• _Records for processing_
* * * * * * *
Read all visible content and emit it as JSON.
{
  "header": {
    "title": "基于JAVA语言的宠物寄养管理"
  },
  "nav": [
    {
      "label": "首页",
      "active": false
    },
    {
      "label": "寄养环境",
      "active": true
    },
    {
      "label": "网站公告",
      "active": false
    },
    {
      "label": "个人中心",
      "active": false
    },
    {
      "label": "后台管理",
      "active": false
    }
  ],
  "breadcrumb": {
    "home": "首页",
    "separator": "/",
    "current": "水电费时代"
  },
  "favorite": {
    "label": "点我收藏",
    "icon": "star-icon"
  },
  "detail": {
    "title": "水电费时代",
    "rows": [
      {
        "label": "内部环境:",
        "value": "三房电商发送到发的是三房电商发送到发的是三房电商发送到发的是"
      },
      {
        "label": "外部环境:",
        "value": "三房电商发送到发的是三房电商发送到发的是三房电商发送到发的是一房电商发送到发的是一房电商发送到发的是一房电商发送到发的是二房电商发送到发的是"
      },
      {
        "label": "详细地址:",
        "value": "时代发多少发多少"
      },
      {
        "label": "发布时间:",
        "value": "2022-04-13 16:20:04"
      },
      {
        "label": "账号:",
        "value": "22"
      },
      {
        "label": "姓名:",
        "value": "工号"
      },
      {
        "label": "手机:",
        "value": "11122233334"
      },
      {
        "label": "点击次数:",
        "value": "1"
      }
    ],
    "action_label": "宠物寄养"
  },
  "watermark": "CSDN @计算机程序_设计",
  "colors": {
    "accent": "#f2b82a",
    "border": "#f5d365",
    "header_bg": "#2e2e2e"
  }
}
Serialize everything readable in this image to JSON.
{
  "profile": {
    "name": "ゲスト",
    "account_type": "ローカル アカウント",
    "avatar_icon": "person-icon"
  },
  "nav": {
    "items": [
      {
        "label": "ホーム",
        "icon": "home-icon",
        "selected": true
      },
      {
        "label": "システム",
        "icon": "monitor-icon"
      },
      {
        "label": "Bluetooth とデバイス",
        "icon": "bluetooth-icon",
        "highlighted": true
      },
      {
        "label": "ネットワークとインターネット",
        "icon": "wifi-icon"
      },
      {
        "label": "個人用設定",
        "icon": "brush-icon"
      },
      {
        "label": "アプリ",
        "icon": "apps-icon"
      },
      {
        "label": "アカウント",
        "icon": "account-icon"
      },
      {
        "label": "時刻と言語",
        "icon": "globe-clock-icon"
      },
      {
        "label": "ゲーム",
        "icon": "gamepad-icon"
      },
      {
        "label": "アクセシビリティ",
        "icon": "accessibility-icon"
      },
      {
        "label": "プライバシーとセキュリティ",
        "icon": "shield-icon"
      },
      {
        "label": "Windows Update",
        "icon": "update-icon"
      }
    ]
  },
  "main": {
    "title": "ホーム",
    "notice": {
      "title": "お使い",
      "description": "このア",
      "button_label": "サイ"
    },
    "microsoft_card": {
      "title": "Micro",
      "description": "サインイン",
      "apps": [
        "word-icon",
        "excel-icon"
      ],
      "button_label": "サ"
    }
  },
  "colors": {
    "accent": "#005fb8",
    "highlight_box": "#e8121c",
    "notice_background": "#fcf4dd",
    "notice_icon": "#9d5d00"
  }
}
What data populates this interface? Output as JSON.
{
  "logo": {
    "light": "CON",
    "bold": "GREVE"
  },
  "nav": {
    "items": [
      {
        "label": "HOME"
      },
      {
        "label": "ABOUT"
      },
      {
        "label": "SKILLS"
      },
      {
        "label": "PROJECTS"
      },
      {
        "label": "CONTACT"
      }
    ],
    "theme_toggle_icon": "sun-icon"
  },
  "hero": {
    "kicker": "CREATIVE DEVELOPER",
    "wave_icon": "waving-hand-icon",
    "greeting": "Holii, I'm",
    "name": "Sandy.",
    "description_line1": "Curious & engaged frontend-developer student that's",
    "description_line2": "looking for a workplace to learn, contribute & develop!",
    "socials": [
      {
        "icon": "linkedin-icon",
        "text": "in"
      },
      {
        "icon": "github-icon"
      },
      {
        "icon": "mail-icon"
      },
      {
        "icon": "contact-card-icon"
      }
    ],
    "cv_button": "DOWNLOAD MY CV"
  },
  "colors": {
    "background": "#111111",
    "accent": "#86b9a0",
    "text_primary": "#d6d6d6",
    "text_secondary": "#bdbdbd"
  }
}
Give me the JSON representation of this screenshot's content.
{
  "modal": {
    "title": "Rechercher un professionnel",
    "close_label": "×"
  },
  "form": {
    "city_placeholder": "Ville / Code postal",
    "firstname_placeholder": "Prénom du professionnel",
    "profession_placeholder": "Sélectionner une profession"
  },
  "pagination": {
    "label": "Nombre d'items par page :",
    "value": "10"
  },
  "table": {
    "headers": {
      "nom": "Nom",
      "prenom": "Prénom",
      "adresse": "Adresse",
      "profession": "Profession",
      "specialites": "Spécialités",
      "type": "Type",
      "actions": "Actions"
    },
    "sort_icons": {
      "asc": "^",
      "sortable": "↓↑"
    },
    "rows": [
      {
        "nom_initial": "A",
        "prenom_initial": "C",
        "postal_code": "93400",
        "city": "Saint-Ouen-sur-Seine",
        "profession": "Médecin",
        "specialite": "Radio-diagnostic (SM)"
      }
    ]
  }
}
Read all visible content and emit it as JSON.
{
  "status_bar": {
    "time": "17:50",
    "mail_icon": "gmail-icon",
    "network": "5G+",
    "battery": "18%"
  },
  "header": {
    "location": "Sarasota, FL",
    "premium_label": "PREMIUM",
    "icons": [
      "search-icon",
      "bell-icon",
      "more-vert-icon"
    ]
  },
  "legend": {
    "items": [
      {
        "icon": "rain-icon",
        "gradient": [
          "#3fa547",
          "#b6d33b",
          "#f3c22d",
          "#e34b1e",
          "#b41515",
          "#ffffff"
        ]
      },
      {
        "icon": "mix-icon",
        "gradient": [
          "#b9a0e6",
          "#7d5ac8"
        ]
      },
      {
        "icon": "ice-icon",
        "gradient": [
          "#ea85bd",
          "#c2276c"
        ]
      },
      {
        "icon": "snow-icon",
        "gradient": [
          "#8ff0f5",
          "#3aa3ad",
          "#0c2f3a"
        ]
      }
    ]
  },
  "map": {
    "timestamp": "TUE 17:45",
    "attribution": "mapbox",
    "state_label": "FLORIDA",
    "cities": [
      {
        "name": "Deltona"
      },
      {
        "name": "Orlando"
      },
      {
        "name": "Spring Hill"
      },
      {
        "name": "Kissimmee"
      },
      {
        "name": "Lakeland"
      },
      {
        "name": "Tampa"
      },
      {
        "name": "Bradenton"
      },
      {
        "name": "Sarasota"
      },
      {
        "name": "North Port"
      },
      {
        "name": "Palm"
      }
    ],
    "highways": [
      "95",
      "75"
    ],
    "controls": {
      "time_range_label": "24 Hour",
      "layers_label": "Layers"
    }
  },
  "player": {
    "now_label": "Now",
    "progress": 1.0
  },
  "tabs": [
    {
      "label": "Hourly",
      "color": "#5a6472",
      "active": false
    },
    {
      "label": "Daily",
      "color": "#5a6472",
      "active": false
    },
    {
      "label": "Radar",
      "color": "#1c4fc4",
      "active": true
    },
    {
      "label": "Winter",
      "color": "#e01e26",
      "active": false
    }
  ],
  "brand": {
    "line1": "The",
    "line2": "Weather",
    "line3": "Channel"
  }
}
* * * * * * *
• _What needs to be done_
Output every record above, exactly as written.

• _Task result_
Read all visible content and emit it as JSON.
{
  "header": {
    "title": "基于JAVA语言的宠物寄养管理"
  },
  "nav": [
    {
      "label": "首页",
      "active": false
    },
    {
      "label": "寄养环境",
      "active": true
    },
    {
      "label": "网站公告",
      "active": false
    },
    {
      "label": "个人中心",
      "active": false
    },
    {
      "label": "后台管理",
      "active": false
    }
  ],
  "breadcrumb": {
    "home": "首页",
    "separator": "/",
    "current": "水电费时代"
  },
  "favorite": {
    "label": "点我收藏",
    "icon": "star-icon"
  },
  "detail": {
    "title": "水电费时代",
    "rows": [
      {
        "label": "内部环境:",
        "value": "三房电商发送到发的是三房电商发送到发的是三房电商发送到发的是"
      },
      {
        "label": "外部环境:",
        "value": "三房电商发送到发的是三房电商发送到发的是三房电商发送到发的是一房电商发送到发的是一房电商发送到发的是一房电商发送到发的是二房电商发送到发的是"
      },
      {
        "label": "详细地址:",
        "value": "时代发多少发多少"
      },
      {
        "label": "发布时间:",
        "value": "2022-04-13 16:20:04"
      },
      {
        "label": "账号:",
        "value": "22"
      },
      {
        "label": "姓名:",
        "value": "工号"
      },
      {
        "label": "手机:",
        "value": "11122233334"
      },
      {
        "label": "点击次数:",
        "value": "1"
      }
    ],
    "action_label": "宠物寄养"
  },
  "watermark": "CSDN @计算机程序_设计",
  "colors": {
    "accent": "#f2b82a",
    "border": "#f5d365",
    "header_bg": "#2e2e2e"
  }
}
Serialize everything readable in this image to JSON.
{
  "profile": {
    "name": "ゲスト",
    "account_type": "ローカル アカウント",
    "avatar_icon": "person-icon"
  },
  "nav": {
    "items": [
      {
        "label": "ホーム",
        "icon": "home-icon",
        "selected": true
      },
      {
        "label": "システム",
        "icon": "monitor-icon"
      },
      {
        "label": "Bluetooth とデバイス",
        "icon": "bluetooth-icon",
        "highlighted": true
      },
      {
        "label": "ネットワークとインターネット",
        "icon": "wifi-icon"
      },
      {
        "label": "個人用設定",
        "icon": "brush-icon"
      },
      {
        "label": "アプリ",
        "icon": "apps-icon"
      },
      {
        "label": "アカウント",
        "icon": "account-icon"
      },
      {
        "label": "時刻と言語",
        "icon": "globe-clock-icon"
      },
      {
        "label": "ゲーム",
        "icon": "gamepad-icon"
      },
      {
        "label": "アクセシビリティ",
        "icon": "accessibility-icon"
      },
      {
        "label": "プライバシーとセキュリティ",
        "icon": "shield-icon"
      },
      {
        "label": "Windows Update",
        "icon": "update-icon"
      }
    ]
  },
  "main": {
    "title": "ホーム",
    "notice": {
      "title": "お使い",
      "description": "このア",
      "button_label": "サイ"
    },
    "microsoft_card": {
      "title": "Micro",
      "description": "サインイン",
      "apps": [
        "word-icon",
        "excel-icon"
      ],
      "button_label": "サ"
    }
  },
  "colors": {
    "accent": "#005fb8",
    "highlight_box": "#e8121c",
    "notice_background": "#fcf4dd",
    "notice_icon": "#9d5d00"
  }
}
What data populates this interface? Output as JSON.
{
  "logo": {
    "light": "CON",
    "bold": "GREVE"
  },
  "nav": {
    "items": [
      {
        "label": "HOME"
      },
      {
        "label": "ABOUT"
      },
      {
        "label": "SKILLS"
      },
      {
        "label": "PROJECTS"
      },
      {
        "label": "CONTACT"
      }
    ],
    "theme_toggle_icon": "sun-icon"
  },
  "hero": {
    "kicker": "CREATIVE DEVELOPER",
    "wave_icon": "waving-hand-icon",
    "greeting": "Holii, I'm",
    "name": "Sandy.",
    "description_line1": "Curious & engaged frontend-developer student that's",
    "description_line2": "looking for a workplace to learn, contribute & develop!",
    "socials": [
      {
        "icon": "linkedin-icon",
        "text": "in"
      },
      {
        "icon": "github-icon"
      },
      {
        "icon": "mail-icon"
      },
      {
        "icon": "contact-card-icon"
      }
    ],
    "cv_button": "DOWNLOAD MY CV"
  },
  "colors": {
    "background": "#111111",
    "accent": "#86b9a0",
    "text_primary": "#d6d6d6",
    "text_secondary": "#bdbdbd"
  }
}
Give me the JSON representation of this screenshot's content.
{
  "modal": {
    "title": "Rechercher un professionnel",
    "close_label": "×"
  },
  "form": {
    "city_placeholder": "Ville / Code postal",
    "firstname_placeholder": "Prénom du professionnel",
    "profession_placeholder": "Sélectionner une profession"
  },
  "pagination": {
    "label": "Nombre d'items par page :",
    "value": "10"
  },
  "table": {
    "headers": {
      "nom": "Nom",
      "prenom": "Prénom",
      "adresse": "Adresse",
      "profession": "Profession",
      "specialites": "Spécialités",
      "type": "Type",
      "actions": "Actions"
    },
    "sort_icons": {
      "asc": "^",
      "sortable": "↓↑"
    },
    "rows": [
      {
        "nom_initial": "A",
        "prenom_initial": "C",
        "postal_code": "93400",
        "city": "Saint-Ouen-sur-Seine",
        "profession": "Médecin",
        "specialite": "Radio-diagnostic (SM)"
      }
    ]
  }
}
Read all visible content and emit it as JSON.
{
  "status_bar": {
    "time": "17:50",
    "mail_icon": "gmail-icon",
    "network": "5G+",
    "battery": "18%"
  },
  "header": {
    "location": "Sarasota, FL",
    "premium_label": "PREMIUM",
    "icons": [
      "search-icon",
      "bell-icon",
      "more-vert-icon"
    ]
  },
  "legend": {
    "items": [
      {
        "icon": "rain-icon",
        "gradient": [
          "#3fa547",
          "#b6d33b",
          "#f3c22d",
          "#e34b1e",
          "#b41515",
          "#ffffff"
        ]
      },
      {
        "icon": "mix-icon",
        "gradient": [
          "#b9a0e6",
          "#7d5ac8"
        ]
      },
      {
        "icon": "ice-icon",
        "gradient": [
          "#ea85bd",
          "#c2276c"
        ]
      },
      {
        "icon": "snow-icon",
        "gradient": [
          "#8ff0f5",
          "#3aa3ad",
          "#0c2f3a"
        ]
      }
    ]
  },
  "map": {
    "timestamp": "TUE 17:45",
    "attribution": "mapbox",
    "state_label": "FLORIDA",
    "cities": [
      {
        "name": "Deltona"
      },
      {
        "name": "Orlando"
      },
      {
        "name": "Spring Hill"
      },
      {
        "name": "Kissimmee"
      },
      {
        "name": "Lakeland"
      },
      {
        "name": "Tampa"
      },
      {
        "name": "Bradenton"
      },
      {
        "name": "Sarasota"
      },
      {
        "name": "North Port"
      },
      {
        "name": "Palm"
      }
    ],
    "highways": [
      "95",
      "75"
    ],
    "controls": {
      "time_range_label": "24 Hour",
      "layers_label": "Layers"
    }
  },
  "player": {
    "now_label": "Now",
    "progress": 1.0
  },
  "tabs": [
    {
      "label": "Hourly",
      "color": "#5a6472",
      "active": false
    },
    {
      "label": "Daily",
      "color": "#5a6472",
      "active": false
    },
    {
      "label": "Radar",
      "color": "#1c4fc4",
      "active": true
    },
    {
      "label": "Winter",
      "color": "#e01e26",
      "active": false
    }
  ],
  "brand": {
    "line1": "The",
    "line2": "Weather",
    "line3": "Channel"
  }
}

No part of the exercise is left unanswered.